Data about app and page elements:
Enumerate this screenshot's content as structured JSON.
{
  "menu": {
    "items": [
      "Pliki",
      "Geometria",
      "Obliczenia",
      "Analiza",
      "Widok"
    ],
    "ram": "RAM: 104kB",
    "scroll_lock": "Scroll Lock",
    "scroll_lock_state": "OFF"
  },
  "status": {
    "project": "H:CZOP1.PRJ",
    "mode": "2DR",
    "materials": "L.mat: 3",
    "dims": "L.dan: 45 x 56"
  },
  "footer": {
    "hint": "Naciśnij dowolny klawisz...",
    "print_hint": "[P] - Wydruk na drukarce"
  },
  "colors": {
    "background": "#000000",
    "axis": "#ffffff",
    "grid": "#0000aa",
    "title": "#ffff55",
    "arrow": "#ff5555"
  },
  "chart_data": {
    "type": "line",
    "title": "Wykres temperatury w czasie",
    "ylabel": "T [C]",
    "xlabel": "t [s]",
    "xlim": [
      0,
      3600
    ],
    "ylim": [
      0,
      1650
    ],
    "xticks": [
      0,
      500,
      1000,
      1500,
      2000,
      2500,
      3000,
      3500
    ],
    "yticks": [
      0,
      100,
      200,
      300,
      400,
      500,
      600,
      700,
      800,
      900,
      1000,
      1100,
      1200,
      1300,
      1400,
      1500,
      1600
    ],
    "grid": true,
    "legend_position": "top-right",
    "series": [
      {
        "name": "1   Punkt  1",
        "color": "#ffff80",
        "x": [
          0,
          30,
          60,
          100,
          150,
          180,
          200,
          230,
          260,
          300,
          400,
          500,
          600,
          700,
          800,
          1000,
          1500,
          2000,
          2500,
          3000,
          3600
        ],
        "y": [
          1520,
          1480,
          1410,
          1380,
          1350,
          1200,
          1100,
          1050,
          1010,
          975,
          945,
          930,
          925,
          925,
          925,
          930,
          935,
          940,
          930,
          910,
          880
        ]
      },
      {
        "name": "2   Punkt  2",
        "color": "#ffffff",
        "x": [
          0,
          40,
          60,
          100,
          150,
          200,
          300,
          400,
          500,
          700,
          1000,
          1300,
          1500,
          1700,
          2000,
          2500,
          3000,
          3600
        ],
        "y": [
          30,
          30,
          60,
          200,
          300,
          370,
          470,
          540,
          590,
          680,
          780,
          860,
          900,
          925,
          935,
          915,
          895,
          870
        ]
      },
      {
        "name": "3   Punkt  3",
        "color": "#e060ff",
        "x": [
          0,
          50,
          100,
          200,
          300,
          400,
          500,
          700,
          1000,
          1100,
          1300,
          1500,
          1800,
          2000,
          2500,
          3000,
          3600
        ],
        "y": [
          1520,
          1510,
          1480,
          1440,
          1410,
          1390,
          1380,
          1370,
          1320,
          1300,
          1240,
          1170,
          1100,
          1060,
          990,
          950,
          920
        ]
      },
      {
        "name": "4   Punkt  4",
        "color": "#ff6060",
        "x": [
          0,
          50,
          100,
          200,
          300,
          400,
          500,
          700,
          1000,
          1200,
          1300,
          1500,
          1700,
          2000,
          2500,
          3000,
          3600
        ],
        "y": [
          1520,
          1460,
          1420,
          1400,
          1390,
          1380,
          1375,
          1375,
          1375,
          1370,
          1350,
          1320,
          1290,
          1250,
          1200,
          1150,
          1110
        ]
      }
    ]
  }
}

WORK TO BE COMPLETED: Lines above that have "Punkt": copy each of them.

ANSWER BELOW:
        "name": "1   Punkt  1",
        "name": "2   Punkt  2",
        "name": "3   Punkt  3",
        "name": "4   Punkt  4",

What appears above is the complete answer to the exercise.